PROBLEM REQUIREMENTS> Report the count of lines holding "DaVinci" in the records, with no other words.

PROVIDED RECORDS Start Marker

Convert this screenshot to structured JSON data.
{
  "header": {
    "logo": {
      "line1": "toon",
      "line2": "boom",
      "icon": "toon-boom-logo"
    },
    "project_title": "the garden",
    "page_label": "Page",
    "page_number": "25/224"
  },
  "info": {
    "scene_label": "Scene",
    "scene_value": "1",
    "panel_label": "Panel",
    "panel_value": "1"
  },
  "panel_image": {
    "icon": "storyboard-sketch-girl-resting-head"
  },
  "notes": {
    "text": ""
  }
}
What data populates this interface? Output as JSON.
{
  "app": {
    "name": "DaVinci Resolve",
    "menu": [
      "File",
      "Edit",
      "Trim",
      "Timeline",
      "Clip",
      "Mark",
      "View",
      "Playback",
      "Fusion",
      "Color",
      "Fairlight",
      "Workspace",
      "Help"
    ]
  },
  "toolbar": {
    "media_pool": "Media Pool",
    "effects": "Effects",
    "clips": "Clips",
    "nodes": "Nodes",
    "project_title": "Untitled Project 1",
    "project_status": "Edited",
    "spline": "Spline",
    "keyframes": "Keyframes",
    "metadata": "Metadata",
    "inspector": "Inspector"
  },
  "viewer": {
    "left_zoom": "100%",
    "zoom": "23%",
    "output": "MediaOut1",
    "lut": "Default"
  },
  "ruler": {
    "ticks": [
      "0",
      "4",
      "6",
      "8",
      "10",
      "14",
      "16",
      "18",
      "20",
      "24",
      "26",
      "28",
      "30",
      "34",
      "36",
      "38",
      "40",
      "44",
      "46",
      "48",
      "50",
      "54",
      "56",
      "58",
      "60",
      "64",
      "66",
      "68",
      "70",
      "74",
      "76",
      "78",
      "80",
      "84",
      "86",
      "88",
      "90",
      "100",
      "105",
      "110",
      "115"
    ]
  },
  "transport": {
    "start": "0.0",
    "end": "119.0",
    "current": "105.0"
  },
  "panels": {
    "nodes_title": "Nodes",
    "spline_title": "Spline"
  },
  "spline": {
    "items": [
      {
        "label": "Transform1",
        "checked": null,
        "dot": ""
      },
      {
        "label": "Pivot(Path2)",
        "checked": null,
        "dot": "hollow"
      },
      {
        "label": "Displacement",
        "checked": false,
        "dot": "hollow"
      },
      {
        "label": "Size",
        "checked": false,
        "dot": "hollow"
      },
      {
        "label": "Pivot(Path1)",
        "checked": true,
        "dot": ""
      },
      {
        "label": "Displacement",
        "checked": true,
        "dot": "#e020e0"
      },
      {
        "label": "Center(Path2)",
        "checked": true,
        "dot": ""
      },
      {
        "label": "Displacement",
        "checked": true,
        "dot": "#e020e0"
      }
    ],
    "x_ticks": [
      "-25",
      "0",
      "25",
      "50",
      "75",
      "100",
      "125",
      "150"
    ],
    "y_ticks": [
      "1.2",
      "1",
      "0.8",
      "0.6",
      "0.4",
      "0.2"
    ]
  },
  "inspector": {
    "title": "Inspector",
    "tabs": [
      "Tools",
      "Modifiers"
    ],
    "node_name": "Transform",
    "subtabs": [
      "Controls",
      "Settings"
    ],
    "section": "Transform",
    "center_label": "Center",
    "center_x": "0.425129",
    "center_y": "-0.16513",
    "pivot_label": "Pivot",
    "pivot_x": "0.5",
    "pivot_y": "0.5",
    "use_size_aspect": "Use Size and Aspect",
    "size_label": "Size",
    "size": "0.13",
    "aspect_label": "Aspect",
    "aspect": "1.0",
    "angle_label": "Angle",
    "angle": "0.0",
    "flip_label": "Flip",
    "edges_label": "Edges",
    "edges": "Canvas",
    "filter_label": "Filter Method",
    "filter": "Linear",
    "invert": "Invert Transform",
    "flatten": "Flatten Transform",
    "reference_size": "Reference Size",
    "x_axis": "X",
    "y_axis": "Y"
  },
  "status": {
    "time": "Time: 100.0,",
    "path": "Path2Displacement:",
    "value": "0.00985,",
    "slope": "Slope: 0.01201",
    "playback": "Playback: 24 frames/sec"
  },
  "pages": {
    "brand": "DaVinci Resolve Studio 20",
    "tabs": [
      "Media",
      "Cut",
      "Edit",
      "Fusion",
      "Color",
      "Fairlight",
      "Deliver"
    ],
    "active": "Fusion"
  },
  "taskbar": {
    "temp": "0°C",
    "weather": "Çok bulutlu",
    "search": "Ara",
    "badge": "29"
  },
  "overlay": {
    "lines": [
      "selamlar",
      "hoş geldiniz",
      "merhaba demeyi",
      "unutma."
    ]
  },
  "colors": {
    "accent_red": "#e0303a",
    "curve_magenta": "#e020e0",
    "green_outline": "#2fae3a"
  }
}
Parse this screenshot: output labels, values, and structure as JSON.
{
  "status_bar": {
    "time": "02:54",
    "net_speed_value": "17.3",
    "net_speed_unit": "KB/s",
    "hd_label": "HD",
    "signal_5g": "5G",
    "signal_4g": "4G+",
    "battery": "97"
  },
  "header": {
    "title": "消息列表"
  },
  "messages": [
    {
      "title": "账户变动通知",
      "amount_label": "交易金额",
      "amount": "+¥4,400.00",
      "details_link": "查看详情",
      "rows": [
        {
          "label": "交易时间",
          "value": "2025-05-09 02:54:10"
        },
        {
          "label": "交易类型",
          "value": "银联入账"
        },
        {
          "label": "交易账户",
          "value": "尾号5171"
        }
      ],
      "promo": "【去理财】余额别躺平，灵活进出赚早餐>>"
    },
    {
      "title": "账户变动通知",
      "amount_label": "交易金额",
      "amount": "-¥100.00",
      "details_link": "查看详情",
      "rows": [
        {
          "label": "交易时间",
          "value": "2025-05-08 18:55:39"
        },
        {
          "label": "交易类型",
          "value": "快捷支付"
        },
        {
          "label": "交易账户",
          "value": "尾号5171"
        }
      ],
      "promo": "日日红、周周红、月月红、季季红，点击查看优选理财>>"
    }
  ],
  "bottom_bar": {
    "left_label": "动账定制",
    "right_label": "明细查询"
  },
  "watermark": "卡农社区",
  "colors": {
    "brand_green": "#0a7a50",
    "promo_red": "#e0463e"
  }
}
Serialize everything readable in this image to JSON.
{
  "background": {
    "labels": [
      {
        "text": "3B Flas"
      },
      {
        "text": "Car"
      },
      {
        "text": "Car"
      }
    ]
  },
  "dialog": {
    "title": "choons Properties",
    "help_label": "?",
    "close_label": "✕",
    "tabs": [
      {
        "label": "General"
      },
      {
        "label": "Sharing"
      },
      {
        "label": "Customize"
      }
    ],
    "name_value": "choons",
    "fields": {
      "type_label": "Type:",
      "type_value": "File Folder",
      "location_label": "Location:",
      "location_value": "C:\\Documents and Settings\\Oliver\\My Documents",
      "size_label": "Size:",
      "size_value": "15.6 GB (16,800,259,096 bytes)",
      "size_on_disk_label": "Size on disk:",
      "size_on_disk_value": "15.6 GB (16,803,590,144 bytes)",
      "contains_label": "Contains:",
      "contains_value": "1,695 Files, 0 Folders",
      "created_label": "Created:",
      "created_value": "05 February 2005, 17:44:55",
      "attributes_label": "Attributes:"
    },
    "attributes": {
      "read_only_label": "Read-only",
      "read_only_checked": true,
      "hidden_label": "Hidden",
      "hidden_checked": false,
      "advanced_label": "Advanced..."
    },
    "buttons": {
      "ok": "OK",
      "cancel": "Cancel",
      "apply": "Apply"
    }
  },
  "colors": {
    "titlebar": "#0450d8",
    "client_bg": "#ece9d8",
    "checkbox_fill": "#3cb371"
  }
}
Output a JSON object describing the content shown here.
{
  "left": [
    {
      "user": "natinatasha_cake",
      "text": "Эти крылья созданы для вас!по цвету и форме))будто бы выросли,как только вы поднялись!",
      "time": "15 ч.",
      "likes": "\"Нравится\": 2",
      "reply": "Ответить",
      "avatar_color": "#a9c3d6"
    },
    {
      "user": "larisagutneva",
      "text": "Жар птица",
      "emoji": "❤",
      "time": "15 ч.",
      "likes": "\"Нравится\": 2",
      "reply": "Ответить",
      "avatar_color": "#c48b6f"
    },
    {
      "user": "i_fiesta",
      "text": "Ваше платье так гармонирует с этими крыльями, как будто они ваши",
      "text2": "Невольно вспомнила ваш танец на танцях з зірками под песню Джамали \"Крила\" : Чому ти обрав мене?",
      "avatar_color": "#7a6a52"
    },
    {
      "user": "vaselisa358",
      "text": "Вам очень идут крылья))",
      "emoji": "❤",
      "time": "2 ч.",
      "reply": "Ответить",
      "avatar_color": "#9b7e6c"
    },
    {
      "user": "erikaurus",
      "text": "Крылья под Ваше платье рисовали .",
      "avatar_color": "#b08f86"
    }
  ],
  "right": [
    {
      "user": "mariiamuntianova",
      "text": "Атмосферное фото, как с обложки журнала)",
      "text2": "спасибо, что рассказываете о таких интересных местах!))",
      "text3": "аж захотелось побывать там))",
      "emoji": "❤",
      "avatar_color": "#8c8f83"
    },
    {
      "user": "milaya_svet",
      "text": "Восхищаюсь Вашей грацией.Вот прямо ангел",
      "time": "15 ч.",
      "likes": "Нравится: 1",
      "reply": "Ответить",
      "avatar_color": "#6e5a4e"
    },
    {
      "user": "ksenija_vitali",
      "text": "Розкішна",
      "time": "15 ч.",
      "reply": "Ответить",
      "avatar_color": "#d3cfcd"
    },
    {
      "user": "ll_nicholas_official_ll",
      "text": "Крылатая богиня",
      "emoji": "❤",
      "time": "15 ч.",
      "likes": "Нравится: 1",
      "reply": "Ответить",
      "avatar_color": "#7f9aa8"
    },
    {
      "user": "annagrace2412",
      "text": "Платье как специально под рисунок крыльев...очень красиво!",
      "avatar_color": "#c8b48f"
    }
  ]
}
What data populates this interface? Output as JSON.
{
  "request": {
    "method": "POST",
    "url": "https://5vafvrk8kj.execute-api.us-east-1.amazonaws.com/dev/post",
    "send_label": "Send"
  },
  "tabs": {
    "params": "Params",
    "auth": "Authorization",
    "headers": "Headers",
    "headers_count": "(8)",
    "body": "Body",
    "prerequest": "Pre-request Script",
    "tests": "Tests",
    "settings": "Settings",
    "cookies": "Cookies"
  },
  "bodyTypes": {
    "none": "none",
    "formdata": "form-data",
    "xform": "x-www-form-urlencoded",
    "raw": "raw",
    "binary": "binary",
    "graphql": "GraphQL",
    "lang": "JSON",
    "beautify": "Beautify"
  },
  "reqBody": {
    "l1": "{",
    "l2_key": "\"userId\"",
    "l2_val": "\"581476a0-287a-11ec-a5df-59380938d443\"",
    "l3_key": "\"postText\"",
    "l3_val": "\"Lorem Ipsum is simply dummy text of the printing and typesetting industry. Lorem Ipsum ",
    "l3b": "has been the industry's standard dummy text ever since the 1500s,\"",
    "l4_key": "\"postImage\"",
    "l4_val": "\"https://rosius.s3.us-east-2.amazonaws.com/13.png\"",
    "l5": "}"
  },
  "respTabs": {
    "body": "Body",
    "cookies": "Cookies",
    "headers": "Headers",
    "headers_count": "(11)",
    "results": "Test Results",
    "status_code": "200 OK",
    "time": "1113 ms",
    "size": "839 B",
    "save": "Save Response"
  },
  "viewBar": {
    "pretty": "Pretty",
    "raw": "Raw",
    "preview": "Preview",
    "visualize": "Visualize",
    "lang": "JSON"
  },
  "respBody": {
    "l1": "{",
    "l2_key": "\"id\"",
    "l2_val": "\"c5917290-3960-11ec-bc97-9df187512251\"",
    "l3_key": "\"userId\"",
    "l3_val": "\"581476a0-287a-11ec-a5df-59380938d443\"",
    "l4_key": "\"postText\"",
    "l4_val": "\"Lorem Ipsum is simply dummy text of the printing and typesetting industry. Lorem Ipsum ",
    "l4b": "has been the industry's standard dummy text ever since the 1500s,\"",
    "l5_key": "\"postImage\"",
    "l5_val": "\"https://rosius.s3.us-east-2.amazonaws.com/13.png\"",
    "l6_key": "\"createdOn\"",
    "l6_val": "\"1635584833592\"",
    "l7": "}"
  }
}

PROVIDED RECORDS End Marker

RESPONSE BELOW> 2